▶ AVAILABLE DATA

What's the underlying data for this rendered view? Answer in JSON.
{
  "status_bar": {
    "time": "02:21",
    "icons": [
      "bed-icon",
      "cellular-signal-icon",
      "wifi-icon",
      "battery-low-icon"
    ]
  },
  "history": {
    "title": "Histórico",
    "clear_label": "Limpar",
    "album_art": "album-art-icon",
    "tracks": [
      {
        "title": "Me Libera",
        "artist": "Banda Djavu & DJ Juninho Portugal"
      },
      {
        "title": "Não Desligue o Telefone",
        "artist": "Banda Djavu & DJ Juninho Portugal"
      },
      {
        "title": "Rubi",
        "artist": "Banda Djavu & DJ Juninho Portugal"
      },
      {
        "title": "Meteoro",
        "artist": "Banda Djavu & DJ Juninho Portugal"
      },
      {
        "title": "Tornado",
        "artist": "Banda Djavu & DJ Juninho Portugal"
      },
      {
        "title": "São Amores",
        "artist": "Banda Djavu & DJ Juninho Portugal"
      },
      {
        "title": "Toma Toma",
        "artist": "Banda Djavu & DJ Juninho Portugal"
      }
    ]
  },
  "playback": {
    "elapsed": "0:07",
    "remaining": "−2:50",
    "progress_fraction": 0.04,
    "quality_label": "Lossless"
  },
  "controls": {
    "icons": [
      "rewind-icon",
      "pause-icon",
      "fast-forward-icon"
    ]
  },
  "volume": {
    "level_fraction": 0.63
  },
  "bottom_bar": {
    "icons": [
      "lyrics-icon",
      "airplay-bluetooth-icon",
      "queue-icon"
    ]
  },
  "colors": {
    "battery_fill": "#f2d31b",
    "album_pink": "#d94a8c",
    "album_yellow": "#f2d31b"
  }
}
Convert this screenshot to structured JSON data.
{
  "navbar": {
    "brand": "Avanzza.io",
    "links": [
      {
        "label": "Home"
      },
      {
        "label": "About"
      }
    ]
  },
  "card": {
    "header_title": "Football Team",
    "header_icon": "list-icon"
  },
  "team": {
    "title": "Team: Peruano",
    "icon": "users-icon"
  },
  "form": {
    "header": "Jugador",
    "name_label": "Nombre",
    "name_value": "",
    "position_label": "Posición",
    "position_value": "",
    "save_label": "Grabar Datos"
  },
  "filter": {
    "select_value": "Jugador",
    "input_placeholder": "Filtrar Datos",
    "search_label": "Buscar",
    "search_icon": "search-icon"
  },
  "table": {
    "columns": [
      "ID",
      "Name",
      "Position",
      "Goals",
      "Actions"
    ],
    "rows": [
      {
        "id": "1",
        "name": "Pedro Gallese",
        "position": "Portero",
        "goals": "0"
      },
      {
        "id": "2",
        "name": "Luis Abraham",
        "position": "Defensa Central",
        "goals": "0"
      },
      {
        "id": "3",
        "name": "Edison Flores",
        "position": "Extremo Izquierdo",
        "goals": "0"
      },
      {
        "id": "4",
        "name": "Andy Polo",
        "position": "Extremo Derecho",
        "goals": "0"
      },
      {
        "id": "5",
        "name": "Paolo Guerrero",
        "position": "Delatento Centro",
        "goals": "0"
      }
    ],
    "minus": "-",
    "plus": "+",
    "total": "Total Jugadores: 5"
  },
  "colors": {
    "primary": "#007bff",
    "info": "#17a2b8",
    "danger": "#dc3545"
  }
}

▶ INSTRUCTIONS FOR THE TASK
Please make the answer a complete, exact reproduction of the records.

▶ RESPONSE BOX
What's the underlying data for this rendered view? Answer in JSON.
{
  "status_bar": {
    "time": "02:21",
    "icons": [
      "bed-icon",
      "cellular-signal-icon",
      "wifi-icon",
      "battery-low-icon"
    ]
  },
  "history": {
    "title": "Histórico",
    "clear_label": "Limpar",
    "album_art": "album-art-icon",
    "tracks": [
      {
        "title": "Me Libera",
        "artist": "Banda Djavu & DJ Juninho Portugal"
      },
      {
        "title": "Não Desligue o Telefone",
        "artist": "Banda Djavu & DJ Juninho Portugal"
      },
      {
        "title": "Rubi",
        "artist": "Banda Djavu & DJ Juninho Portugal"
      },
      {
        "title": "Meteoro",
        "artist": "Banda Djavu & DJ Juninho Portugal"
      },
      {
        "title": "Tornado",
        "artist": "Banda Djavu & DJ Juninho Portugal"
      },
      {
        "title": "São Amores",
        "artist": "Banda Djavu & DJ Juninho Portugal"
      },
      {
        "title": "Toma Toma",
        "artist": "Banda Djavu & DJ Juninho Portugal"
      }
    ]
  },
  "playback": {
    "elapsed": "0:07",
    "remaining": "−2:50",
    "progress_fraction": 0.04,
    "quality_label": "Lossless"
  },
  "controls": {
    "icons": [
      "rewind-icon",
      "pause-icon",
      "fast-forward-icon"
    ]
  },
  "volume": {
    "level_fraction": 0.63
  },
  "bottom_bar": {
    "icons": [
      "lyrics-icon",
      "airplay-bluetooth-icon",
      "queue-icon"
    ]
  },
  "colors": {
    "battery_fill": "#f2d31b",
    "album_pink": "#d94a8c",
    "album_yellow": "#f2d31b"
  }
}
Convert this screenshot to structured JSON data.
{
  "navbar": {
    "brand": "Avanzza.io",
    "links": [
      {
        "label": "Home"
      },
      {
        "label": "About"
      }
    ]
  },
  "card": {
    "header_title": "Football Team",
    "header_icon": "list-icon"
  },
  "team": {
    "title": "Team: Peruano",
    "icon": "users-icon"
  },
  "form": {
    "header": "Jugador",
    "name_label": "Nombre",
    "name_value": "",
    "position_label": "Posición",
    "position_value": "",
    "save_label": "Grabar Datos"
  },
  "filter": {
    "select_value": "Jugador",
    "input_placeholder": "Filtrar Datos",
    "search_label": "Buscar",
    "search_icon": "search-icon"
  },
  "table": {
    "columns": [
      "ID",
      "Name",
      "Position",
      "Goals",
      "Actions"
    ],
    "rows": [
      {
        "id": "1",
        "name": "Pedro Gallese",
        "position": "Portero",
        "goals": "0"
      },
      {
        "id": "2",
        "name": "Luis Abraham",
        "position": "Defensa Central",
        "goals": "0"
      },
      {
        "id": "3",
        "name": "Edison Flores",
        "position": "Extremo Izquierdo",
        "goals": "0"
      },
      {
        "id": "4",
        "name": "Andy Polo",
        "position": "Extremo Derecho",
        "goals": "0"
      },
      {
        "id": "5",
        "name": "Paolo Guerrero",
        "position": "Delatento Centro",
        "goals": "0"
      }
    ],
    "minus": "-",
    "plus": "+",
    "total": "Total Jugadores: 5"
  },
  "colors": {
    "primary": "#007bff",
    "info": "#17a2b8",
    "danger": "#dc3545"
  }
}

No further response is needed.